▶ **Source records**
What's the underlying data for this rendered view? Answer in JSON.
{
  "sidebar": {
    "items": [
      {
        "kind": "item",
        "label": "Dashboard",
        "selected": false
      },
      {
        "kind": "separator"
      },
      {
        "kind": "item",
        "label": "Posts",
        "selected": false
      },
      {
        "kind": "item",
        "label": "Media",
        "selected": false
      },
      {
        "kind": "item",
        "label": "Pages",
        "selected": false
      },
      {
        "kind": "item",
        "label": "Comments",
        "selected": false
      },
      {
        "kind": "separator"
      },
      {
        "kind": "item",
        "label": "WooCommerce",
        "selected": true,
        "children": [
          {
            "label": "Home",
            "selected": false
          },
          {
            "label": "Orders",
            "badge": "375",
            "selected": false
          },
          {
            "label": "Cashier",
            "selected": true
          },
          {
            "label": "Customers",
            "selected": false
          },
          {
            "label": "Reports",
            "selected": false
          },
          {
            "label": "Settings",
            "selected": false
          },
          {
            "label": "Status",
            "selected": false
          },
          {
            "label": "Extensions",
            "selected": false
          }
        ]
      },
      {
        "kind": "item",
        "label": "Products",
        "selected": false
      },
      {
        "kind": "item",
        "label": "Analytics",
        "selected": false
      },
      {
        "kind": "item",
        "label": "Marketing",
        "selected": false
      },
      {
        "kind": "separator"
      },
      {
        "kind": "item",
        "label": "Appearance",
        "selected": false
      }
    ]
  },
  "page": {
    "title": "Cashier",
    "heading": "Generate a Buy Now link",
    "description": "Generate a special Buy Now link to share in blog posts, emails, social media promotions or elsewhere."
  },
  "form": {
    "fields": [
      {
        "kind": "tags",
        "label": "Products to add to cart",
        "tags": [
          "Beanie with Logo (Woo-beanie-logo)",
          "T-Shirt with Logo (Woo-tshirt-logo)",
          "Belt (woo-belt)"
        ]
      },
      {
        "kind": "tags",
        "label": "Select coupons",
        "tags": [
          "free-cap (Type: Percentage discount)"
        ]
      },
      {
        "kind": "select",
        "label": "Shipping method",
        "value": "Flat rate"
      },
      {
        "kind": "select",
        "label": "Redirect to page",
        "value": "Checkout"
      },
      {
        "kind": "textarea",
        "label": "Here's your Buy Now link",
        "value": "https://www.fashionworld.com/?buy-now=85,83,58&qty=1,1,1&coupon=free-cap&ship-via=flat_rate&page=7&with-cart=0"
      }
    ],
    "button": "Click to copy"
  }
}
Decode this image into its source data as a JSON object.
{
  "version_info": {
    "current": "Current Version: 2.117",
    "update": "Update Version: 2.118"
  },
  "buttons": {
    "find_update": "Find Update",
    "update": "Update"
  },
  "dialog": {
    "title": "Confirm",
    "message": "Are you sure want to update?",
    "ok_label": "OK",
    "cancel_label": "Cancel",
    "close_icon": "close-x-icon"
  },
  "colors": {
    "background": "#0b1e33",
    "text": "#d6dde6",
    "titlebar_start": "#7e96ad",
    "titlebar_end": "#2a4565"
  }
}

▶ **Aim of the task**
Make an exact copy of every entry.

▶ **Written solution**
What's the underlying data for this rendered view? Answer in JSON.
{
  "sidebar": {
    "items": [
      {
        "kind": "item",
        "label": "Dashboard",
        "selected": false
      },
      {
        "kind": "separator"
      },
      {
        "kind": "item",
        "label": "Posts",
        "selected": false
      },
      {
        "kind": "item",
        "label": "Media",
        "selected": false
      },
      {
        "kind": "item",
        "label": "Pages",
        "selected": false
      },
      {
        "kind": "item",
        "label": "Comments",
        "selected": false
      },
      {
        "kind": "separator"
      },
      {
        "kind": "item",
        "label": "WooCommerce",
        "selected": true,
        "children": [
          {
            "label": "Home",
            "selected": false
          },
          {
            "label": "Orders",
            "badge": "375",
            "selected": false
          },
          {
            "label": "Cashier",
            "selected": true
          },
          {
            "label": "Customers",
            "selected": false
          },
          {
            "label": "Reports",
            "selected": false
          },
          {
            "label": "Settings",
            "selected": false
          },
          {
            "label": "Status",
            "selected": false
          },
          {
            "label": "Extensions",
            "selected": false
          }
        ]
      },
      {
        "kind": "item",
        "label": "Products",
        "selected": false
      },
      {
        "kind": "item",
        "label": "Analytics",
        "selected": false
      },
      {
        "kind": "item",
        "label": "Marketing",
        "selected": false
      },
      {
        "kind": "separator"
      },
      {
        "kind": "item",
        "label": "Appearance",
        "selected": false
      }
    ]
  },
  "page": {
    "title": "Cashier",
    "heading": "Generate a Buy Now link",
    "description": "Generate a special Buy Now link to share in blog posts, emails, social media promotions or elsewhere."
  },
  "form": {
    "fields": [
      {
        "kind": "tags",
        "label": "Products to add to cart",
        "tags": [
          "Beanie with Logo (Woo-beanie-logo)",
          "T-Shirt with Logo (Woo-tshirt-logo)",
          "Belt (woo-belt)"
        ]
      },
      {
        "kind": "tags",
        "label": "Select coupons",
        "tags": [
          "free-cap (Type: Percentage discount)"
        ]
      },
      {
        "kind": "select",
        "label": "Shipping method",
        "value": "Flat rate"
      },
      {
        "kind": "select",
        "label": "Redirect to page",
        "value": "Checkout"
      },
      {
        "kind": "textarea",
        "label": "Here's your Buy Now link",
        "value": "https://www.fashionworld.com/?buy-now=85,83,58&qty=1,1,1&coupon=free-cap&ship-via=flat_rate&page=7&with-cart=0"
      }
    ],
    "button": "Click to copy"
  }
}
Decode this image into its source data as a JSON object.
{
  "version_info": {
    "current": "Current Version: 2.117",
    "update": "Update Version: 2.118"
  },
  "buttons": {
    "find_update": "Find Update",
    "update": "Update"
  },
  "dialog": {
    "title": "Confirm",
    "message": "Are you sure want to update?",
    "ok_label": "OK",
    "cancel_label": "Cancel",
    "close_icon": "close-x-icon"
  },
  "colors": {
    "background": "#0b1e33",
    "text": "#d6dde6",
    "titlebar_start": "#7e96ad",
    "titlebar_end": "#2a4565"
  }
}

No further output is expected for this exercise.